**Requirement**
Output the data below exactly. Leave nothing out.

**Raw data**
▶

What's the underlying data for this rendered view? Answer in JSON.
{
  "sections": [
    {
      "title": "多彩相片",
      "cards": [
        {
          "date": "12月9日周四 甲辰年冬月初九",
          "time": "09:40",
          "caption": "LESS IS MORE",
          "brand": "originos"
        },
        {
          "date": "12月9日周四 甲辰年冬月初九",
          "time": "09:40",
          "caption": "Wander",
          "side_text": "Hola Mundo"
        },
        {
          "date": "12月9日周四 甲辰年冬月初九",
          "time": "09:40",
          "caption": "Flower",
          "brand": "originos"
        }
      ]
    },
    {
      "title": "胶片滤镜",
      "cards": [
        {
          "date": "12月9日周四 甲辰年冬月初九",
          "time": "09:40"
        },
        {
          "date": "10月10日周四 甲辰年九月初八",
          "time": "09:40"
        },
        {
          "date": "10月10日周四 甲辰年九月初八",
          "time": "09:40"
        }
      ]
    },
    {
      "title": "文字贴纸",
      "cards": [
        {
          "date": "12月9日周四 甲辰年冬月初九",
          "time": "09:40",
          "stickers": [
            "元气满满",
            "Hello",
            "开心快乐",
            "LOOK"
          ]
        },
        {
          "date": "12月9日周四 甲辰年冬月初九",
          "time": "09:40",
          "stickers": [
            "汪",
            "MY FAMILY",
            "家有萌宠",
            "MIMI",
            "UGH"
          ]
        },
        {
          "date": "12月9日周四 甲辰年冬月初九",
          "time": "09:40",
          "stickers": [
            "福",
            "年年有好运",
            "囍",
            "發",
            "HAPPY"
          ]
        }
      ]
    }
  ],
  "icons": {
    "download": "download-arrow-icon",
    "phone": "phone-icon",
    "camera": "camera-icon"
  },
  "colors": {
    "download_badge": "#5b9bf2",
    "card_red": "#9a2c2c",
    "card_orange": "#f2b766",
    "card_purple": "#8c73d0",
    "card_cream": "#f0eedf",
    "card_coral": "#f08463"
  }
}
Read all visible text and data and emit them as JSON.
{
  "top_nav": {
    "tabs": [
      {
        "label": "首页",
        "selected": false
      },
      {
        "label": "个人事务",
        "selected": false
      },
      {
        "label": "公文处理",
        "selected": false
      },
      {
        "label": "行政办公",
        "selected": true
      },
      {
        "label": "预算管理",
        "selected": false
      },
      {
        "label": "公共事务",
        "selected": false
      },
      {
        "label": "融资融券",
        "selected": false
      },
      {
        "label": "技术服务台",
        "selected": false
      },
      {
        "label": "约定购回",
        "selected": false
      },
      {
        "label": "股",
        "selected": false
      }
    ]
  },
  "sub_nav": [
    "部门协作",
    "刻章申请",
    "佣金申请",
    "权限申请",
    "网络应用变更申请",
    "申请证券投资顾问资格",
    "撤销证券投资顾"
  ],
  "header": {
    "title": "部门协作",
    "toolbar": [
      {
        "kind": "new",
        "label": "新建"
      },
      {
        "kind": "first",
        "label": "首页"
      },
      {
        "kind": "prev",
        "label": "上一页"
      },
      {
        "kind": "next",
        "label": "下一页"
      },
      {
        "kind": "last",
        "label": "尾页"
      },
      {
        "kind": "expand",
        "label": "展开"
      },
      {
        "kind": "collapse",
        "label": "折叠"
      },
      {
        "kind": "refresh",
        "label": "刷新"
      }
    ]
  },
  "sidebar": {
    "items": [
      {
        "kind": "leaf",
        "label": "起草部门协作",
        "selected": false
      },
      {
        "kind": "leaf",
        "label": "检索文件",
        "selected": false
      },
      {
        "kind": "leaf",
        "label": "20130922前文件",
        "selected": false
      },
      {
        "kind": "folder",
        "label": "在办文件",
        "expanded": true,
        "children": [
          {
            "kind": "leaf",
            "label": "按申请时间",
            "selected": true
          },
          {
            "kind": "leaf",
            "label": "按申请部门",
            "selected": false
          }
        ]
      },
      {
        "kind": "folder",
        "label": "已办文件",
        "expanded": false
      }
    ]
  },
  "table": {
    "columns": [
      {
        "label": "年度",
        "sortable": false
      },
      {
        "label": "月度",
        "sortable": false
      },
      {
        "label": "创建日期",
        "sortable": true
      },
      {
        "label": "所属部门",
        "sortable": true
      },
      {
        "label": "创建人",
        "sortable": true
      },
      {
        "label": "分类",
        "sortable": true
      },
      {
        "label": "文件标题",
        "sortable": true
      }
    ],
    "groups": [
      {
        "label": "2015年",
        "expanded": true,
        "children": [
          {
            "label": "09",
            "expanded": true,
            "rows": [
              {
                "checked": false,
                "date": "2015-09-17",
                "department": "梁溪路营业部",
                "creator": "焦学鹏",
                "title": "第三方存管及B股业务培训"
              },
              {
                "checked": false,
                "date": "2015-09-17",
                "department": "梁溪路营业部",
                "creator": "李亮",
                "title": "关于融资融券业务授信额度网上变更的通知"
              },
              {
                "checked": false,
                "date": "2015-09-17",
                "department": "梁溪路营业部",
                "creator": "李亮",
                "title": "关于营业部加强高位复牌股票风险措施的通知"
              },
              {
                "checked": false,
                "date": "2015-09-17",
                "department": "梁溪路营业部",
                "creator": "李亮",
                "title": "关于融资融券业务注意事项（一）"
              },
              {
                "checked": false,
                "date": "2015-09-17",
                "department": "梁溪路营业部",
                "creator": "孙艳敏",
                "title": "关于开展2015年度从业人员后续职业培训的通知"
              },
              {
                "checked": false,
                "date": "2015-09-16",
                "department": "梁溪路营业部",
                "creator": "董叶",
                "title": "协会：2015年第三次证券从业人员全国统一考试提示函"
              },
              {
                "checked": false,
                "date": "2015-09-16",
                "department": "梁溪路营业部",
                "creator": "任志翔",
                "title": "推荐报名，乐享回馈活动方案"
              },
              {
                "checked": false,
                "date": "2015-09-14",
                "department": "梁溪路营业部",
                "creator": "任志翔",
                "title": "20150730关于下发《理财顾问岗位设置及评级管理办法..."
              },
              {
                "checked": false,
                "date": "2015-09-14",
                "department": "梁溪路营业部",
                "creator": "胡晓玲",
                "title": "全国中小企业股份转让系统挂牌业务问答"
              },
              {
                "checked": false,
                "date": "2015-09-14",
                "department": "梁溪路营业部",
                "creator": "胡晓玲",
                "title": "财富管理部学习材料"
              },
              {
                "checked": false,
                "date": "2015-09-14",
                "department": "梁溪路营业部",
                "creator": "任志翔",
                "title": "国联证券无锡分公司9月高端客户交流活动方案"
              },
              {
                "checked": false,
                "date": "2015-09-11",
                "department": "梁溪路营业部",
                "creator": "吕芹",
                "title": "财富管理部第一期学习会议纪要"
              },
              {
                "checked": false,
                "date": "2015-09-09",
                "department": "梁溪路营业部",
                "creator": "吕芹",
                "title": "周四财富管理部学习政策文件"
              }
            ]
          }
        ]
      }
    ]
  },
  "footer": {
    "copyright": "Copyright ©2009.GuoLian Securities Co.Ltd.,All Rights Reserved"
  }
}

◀

**Final answer**
What's the underlying data for this rendered view? Answer in JSON.
{
  "sections": [
    {
      "title": "多彩相片",
      "cards": [
        {
          "date": "12月9日周四 甲辰年冬月初九",
          "time": "09:40",
          "caption": "LESS IS MORE",
          "brand": "originos"
        },
        {
          "date": "12月9日周四 甲辰年冬月初九",
          "time": "09:40",
          "caption": "Wander",
          "side_text": "Hola Mundo"
        },
        {
          "date": "12月9日周四 甲辰年冬月初九",
          "time": "09:40",
          "caption": "Flower",
          "brand": "originos"
        }
      ]
    },
    {
      "title": "胶片滤镜",
      "cards": [
        {
          "date": "12月9日周四 甲辰年冬月初九",
          "time": "09:40"
        },
        {
          "date": "10月10日周四 甲辰年九月初八",
          "time": "09:40"
        },
        {
          "date": "10月10日周四 甲辰年九月初八",
          "time": "09:40"
        }
      ]
    },
    {
      "title": "文字贴纸",
      "cards": [
        {
          "date": "12月9日周四 甲辰年冬月初九",
          "time": "09:40",
          "stickers": [
            "元气满满",
            "Hello",
            "开心快乐",
            "LOOK"
          ]
        },
        {
          "date": "12月9日周四 甲辰年冬月初九",
          "time": "09:40",
          "stickers": [
            "汪",
            "MY FAMILY",
            "家有萌宠",
            "MIMI",
            "UGH"
          ]
        },
        {
          "date": "12月9日周四 甲辰年冬月初九",
          "time": "09:40",
          "stickers": [
            "福",
            "年年有好运",
            "囍",
            "發",
            "HAPPY"
          ]
        }
      ]
    }
  ],
  "icons": {
    "download": "download-arrow-icon",
    "phone": "phone-icon",
    "camera": "camera-icon"
  },
  "colors": {
    "download_badge": "#5b9bf2",
    "card_red": "#9a2c2c",
    "card_orange": "#f2b766",
    "card_purple": "#8c73d0",
    "card_cream": "#f0eedf",
    "card_coral": "#f08463"
  }
}
Read all visible text and data and emit them as JSON.
{
  "top_nav": {
    "tabs": [
      {
        "label": "首页",
        "selected": false
      },
      {
        "label": "个人事务",
        "selected": false
      },
      {
        "label": "公文处理",
        "selected": false
      },
      {
        "label": "行政办公",
        "selected": true
      },
      {
        "label": "预算管理",
        "selected": false
      },
      {
        "label": "公共事务",
        "selected": false
      },
      {
        "label": "融资融券",
        "selected": false
      },
      {
        "label": "技术服务台",
        "selected": false
      },
      {
        "label": "约定购回",
        "selected": false
      },
      {
        "label": "股",
        "selected": false
      }
    ]
  },
  "sub_nav": [
    "部门协作",
    "刻章申请",
    "佣金申请",
    "权限申请",
    "网络应用变更申请",
    "申请证券投资顾问资格",
    "撤销证券投资顾"
  ],
  "header": {
    "title": "部门协作",
    "toolbar": [
      {
        "kind": "new",
        "label": "新建"
      },
      {
        "kind": "first",
        "label": "首页"
      },
      {
        "kind": "prev",
        "label": "上一页"
      },
      {
        "kind": "next",
        "label": "下一页"
      },
      {
        "kind": "last",
        "label": "尾页"
      },
      {
        "kind": "expand",
        "label": "展开"
      },
      {
        "kind": "collapse",
        "label": "折叠"
      },
      {
        "kind": "refresh",
        "label": "刷新"
      }
    ]
  },
  "sidebar": {
    "items": [
      {
        "kind": "leaf",
        "label": "起草部门协作",
        "selected": false
      },
      {
        "kind": "leaf",
        "label": "检索文件",
        "selected": false
      },
      {
        "kind": "leaf",
        "label": "20130922前文件",
        "selected": false
      },
      {
        "kind": "folder",
        "label": "在办文件",
        "expanded": true,
        "children": [
          {
            "kind": "leaf",
            "label": "按申请时间",
            "selected": true
          },
          {
            "kind": "leaf",
            "label": "按申请部门",
            "selected": false
          }
        ]
      },
      {
        "kind": "folder",
        "label": "已办文件",
        "expanded": false
      }
    ]
  },
  "table": {
    "columns": [
      {
        "label": "年度",
        "sortable": false
      },
      {
        "label": "月度",
        "sortable": false
      },
      {
        "label": "创建日期",
        "sortable": true
      },
      {
        "label": "所属部门",
        "sortable": true
      },
      {
        "label": "创建人",
        "sortable": true
      },
      {
        "label": "分类",
        "sortable": true
      },
      {
        "label": "文件标题",
        "sortable": true
      }
    ],
    "groups": [
      {
        "label": "2015年",
        "expanded": true,
        "children": [
          {
            "label": "09",
            "expanded": true,
            "rows": [
              {
                "checked": false,
                "date": "2015-09-17",
                "department": "梁溪路营业部",
                "creator": "焦学鹏",
                "title": "第三方存管及B股业务培训"
              },
              {
                "checked": false,
                "date": "2015-09-17",
                "department": "梁溪路营业部",
                "creator": "李亮",
                "title": "关于融资融券业务授信额度网上变更的通知"
              },
              {
                "checked": false,
                "date": "2015-09-17",
                "department": "梁溪路营业部",
                "creator": "李亮",
                "title": "关于营业部加强高位复牌股票风险措施的通知"
              },
              {
                "checked": false,
                "date": "2015-09-17",
                "department": "梁溪路营业部",
                "creator": "李亮",
                "title": "关于融资融券业务注意事项（一）"
              },
              {
                "checked": false,
                "date": "2015-09-17",
                "department": "梁溪路营业部",
                "creator": "孙艳敏",
                "title": "关于开展2015年度从业人员后续职业培训的通知"
              },
              {
                "checked": false,
                "date": "2015-09-16",
                "department": "梁溪路营业部",
                "creator": "董叶",
                "title": "协会：2015年第三次证券从业人员全国统一考试提示函"
              },
              {
                "checked": false,
                "date": "2015-09-16",
                "department": "梁溪路营业部",
                "creator": "任志翔",
                "title": "推荐报名，乐享回馈活动方案"
              },
              {
                "checked": false,
                "date": "2015-09-14",
                "department": "梁溪路营业部",
                "creator": "任志翔",
                "title": "20150730关于下发《理财顾问岗位设置及评级管理办法..."
              },
              {
                "checked": false,
                "date": "2015-09-14",
                "department": "梁溪路营业部",
                "creator": "胡晓玲",
                "title": "全国中小企业股份转让系统挂牌业务问答"
              },
              {
                "checked": false,
                "date": "2015-09-14",
                "department": "梁溪路营业部",
                "creator": "胡晓玲",
                "title": "财富管理部学习材料"
              },
              {
                "checked": false,
                "date": "2015-09-14",
                "department": "梁溪路营业部",
                "creator": "任志翔",
                "title": "国联证券无锡分公司9月高端客户交流活动方案"
              },
              {
                "checked": false,
                "date": "2015-09-11",
                "department": "梁溪路营业部",
                "creator": "吕芹",
                "title": "财富管理部第一期学习会议纪要"
              },
              {
                "checked": false,
                "date": "2015-09-09",
                "department": "梁溪路营业部",
                "creator": "吕芹",
                "title": "周四财富管理部学习政策文件"
              }
            ]
          }
        ]
      }
    ]
  },
  "footer": {
    "copyright": "Copyright ©2009.GuoLian Securities Co.Ltd.,All Rights Reserved"
  }
}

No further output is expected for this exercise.